- Reduce redirects: long redirect chains can slow down the load time of your site. This is because the browser needs to make multiple requests to get to the page you are requesting finally.
- Upgrade WordPress: if you are using WordPress, you’ll want to keep it updated to the latest version. Doing so could not only offer performance enhancements but also fixes bugs and security issues.
- Optimize background processes: if you are using WordPress and you have backups scheduled, these processes are very resource-intensive. They can dramatically slow down your site, especially if your site takes up many GBs. To reduce the impact of this, schedule backups to non-peak times when your server has a lower load.
- Optimize blog posts to show excerpts: In WordPress, the default for your blog page is to show the full articles. Going into settings and reading, you can change it only to show a summary. This will lower the page size and increase the page speed, plus it will garner more views to different pages of your blog, which can mean more money if you are showing ads.
- Break comments into pages: have you ever been to a site that loaded hundreds of comments on one page? That is a poor choice because most people don’t read all the comments, and it takes time to load them as well as could slow a browser down. By going into settings and discussion, you can enable breaking the comments into multiple pages in WordPress. This will make the page load faster as well as not overwhelm the user.
- Install faster plugins: by replacing slow loading plugins on your site, you can speed up the performance with WordPress.
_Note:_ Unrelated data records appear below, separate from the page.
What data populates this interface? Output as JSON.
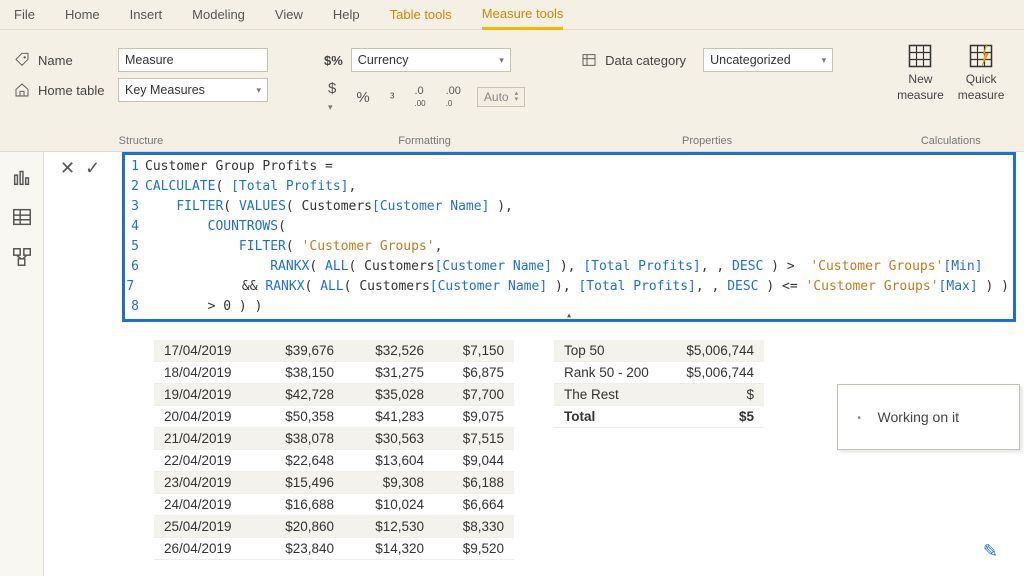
{
  "tabs": {
    "file": "File",
    "home": "Home",
    "insert": "Insert",
    "modeling": "Modeling",
    "view": "View",
    "help": "Help",
    "table_tools": "Table tools",
    "measure_tools": "Measure tools"
  },
  "ribbon": {
    "structure": {
      "name_label": "Name",
      "name_value": "Measure",
      "home_table_label": "Home table",
      "home_table_value": "Key Measures",
      "group_title": "Structure"
    },
    "formatting": {
      "format_prefix": "$%",
      "format_value": "Currency",
      "auto_value": "Auto",
      "group_title": "Formatting"
    },
    "properties": {
      "category_label": "Data category",
      "category_value": "Uncategorized",
      "group_title": "Properties"
    },
    "calculations": {
      "new_label1": "New",
      "new_label2": "measure",
      "quick_label1": "Quick",
      "quick_label2": "measure",
      "group_title": "Calculations"
    }
  },
  "formula": {
    "lines": [
      "Customer Group Profits =",
      "CALCULATE( [Total Profits],",
      "    FILTER( VALUES( Customers[Customer Name] ),",
      "        COUNTROWS(",
      "            FILTER( 'Customer Groups',",
      "                RANKX( ALL( Customers[Customer Name] ), [Total Profits], , DESC ) >  'Customer Groups'[Min]",
      "             && RANKX( ALL( Customers[Customer Name] ), [Total Profits], , DESC ) <= 'Customer Groups'[Max] ) )",
      "        > 0 ) )"
    ]
  },
  "grid_left": {
    "rows": [
      {
        "date": "17/04/2019",
        "c1": "$39,676",
        "c2": "$32,526",
        "c3": "$7,150"
      },
      {
        "date": "18/04/2019",
        "c1": "$38,150",
        "c2": "$31,275",
        "c3": "$6,875"
      },
      {
        "date": "19/04/2019",
        "c1": "$42,728",
        "c2": "$35,028",
        "c3": "$7,700"
      },
      {
        "date": "20/04/2019",
        "c1": "$50,358",
        "c2": "$41,283",
        "c3": "$9,075"
      },
      {
        "date": "21/04/2019",
        "c1": "$38,078",
        "c2": "$30,563",
        "c3": "$7,515"
      },
      {
        "date": "22/04/2019",
        "c1": "$22,648",
        "c2": "$13,604",
        "c3": "$9,044"
      },
      {
        "date": "23/04/2019",
        "c1": "$15,496",
        "c2": "$9,308",
        "c3": "$6,188"
      },
      {
        "date": "24/04/2019",
        "c1": "$16,688",
        "c2": "$10,024",
        "c3": "$6,664"
      },
      {
        "date": "25/04/2019",
        "c1": "$20,860",
        "c2": "$12,530",
        "c3": "$8,330"
      },
      {
        "date": "26/04/2019",
        "c1": "$23,840",
        "c2": "$14,320",
        "c3": "$9,520"
      }
    ]
  },
  "grid_right": {
    "rows": [
      {
        "label": "Top 50",
        "val": "$5,006,744",
        "bold": false
      },
      {
        "label": "Rank 50 - 200",
        "val": "$5,006,744",
        "bold": false
      },
      {
        "label": "The Rest",
        "val": "$",
        "bold": false
      },
      {
        "label": "Total",
        "val": "$5",
        "bold": true
      }
    ]
  },
  "tooltip": {
    "text": "Working on it"
  }
}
Some plugins are bloated with features and unnecessary code. We recommend searching for plugins that offer the same features but are more compact and better written.
- Split long blog posts into multiple pages: long-form posts tend to rank high in search engines. However, they may be slowing your site down. WordPress offers an easy fix for this. Simply add to where you want to split up the article, and it will split it into multiple pages.
- Optimize the database: has your site been around for a while? It may have unnecessary things, such as trashed posts and unused tags. Fortunately, there’s a plugin that can clean up things like that. Just install WP Sweep to optimize your database with one click.
- Limit post revisions: multiple revisions of posts can weigh your database down. If you want only to include the latest four changes for each post, simply add this to wp-config.php: define( ‘WP_POST_REVISIONS’, 4 ); Now you’ll be discarding revisions if there are more than 4.
- Block hotlinking: if you have a highly trafficked website, there is a chance people will start stealing content from it, and they might be loading it directly from your servers. To prevent this, if you are using Apache, you can edit your .htaccess file only to allow your referrer.
- Use a DNS level firewall: we already mentioned using Cloudflare as a CDN, but they can also act as a firewall if you configure your DNS to use them. This can block brute force attempts at hacking your site, which would also otherwise weigh the server down.
- Upgrade PHP: in addition to upgrading WordPress, upgrading PHP could also offer additional performance enhancements. The newest version of PHP is optimized to run faster and perform better. Although you may be used to using your current version of PHP and it may be difficult to upgrade, doing so will benefit your site.